Furnace III was one in a series of firing buildings, and represented an extension of furnace I (1936) and furnace II (1956).
The furnace was to prove a great challenge for the company.
It was first started in 1978, but it had to be closed down and started up again continuously. In many periods furnaces I and II had to provide for the production to assure the customers received carbide and dicy from Odda. Experts were flown in from Japan for reparation and rebuilding. It did not produce carbide on a regular basis until 1982, and until the plant closed in 2003 it was the world’s biggest and best equipped carbide furnace with an installed transformer capacity of 75 MVA and a load of more than 60 MW (equivalent to the power consumption of an average-sized Norwegian city).
Furnace III was the result of an Elkem furnace with the addition of firing technologies developed by employees of the Odda plant after the first one-phase furnace had been started in 1906. When it was reconstructed Japanese firing technology was also introduced, and Furnace III was the first furnace outside Japan to be equipped with pouring machines.
Furnace III is included on the heritage list as a technical-industrial cultural heritage. A study of possible uses for the Odda smelting plant commissioned by the Norwegian Directorate for Cultural Heritage suggests that the kiln may become an exhibition centre.
A suggestion for usage by engineer student Aaseth.
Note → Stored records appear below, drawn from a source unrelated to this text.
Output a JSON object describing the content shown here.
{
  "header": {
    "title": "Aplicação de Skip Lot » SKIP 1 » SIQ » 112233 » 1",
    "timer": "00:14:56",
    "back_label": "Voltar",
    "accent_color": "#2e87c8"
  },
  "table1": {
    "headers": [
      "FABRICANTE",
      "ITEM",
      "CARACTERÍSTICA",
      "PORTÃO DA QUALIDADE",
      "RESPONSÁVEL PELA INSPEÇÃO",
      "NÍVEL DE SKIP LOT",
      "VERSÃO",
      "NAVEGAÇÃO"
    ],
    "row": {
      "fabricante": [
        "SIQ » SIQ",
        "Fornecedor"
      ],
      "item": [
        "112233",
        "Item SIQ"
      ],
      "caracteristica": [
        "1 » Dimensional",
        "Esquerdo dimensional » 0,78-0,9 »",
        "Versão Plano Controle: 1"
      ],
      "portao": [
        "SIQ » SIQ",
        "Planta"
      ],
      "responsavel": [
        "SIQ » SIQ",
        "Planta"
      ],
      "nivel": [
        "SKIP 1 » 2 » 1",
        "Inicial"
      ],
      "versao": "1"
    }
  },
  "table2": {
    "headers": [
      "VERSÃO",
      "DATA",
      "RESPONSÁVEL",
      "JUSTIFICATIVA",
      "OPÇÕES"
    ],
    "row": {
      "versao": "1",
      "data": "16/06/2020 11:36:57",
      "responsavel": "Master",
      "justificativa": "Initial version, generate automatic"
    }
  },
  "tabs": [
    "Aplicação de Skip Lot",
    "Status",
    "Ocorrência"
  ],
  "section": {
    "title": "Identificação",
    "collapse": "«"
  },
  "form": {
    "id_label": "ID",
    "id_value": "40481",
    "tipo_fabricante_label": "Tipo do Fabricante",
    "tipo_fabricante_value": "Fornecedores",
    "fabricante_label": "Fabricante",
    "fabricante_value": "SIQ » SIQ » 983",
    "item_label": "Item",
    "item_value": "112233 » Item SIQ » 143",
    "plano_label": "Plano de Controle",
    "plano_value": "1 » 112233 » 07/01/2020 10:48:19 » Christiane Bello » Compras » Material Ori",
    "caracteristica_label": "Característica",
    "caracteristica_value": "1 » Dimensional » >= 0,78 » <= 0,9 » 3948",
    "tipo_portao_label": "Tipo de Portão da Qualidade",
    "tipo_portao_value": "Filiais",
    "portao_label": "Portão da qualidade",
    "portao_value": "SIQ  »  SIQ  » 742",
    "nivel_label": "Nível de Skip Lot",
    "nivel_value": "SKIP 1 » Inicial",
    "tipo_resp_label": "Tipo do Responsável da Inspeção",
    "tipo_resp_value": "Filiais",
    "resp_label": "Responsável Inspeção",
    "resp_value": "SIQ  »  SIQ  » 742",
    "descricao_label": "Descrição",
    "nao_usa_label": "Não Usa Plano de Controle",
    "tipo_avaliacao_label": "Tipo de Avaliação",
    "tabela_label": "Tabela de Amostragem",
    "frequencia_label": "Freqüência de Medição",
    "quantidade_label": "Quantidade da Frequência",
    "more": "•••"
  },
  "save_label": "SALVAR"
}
The heart of the carbide production consisted of the smelting furnace, a pouring device on tracks for each of the three mouths and a circular track with containers large enough for one firing load. Base, wheels, perforated electrode system and pressure-lowering mechanism to regulate the electrodes in the furnace. Pointing devices, vents to let off gas, pouring machines, containers, Venturi system, control room and truck.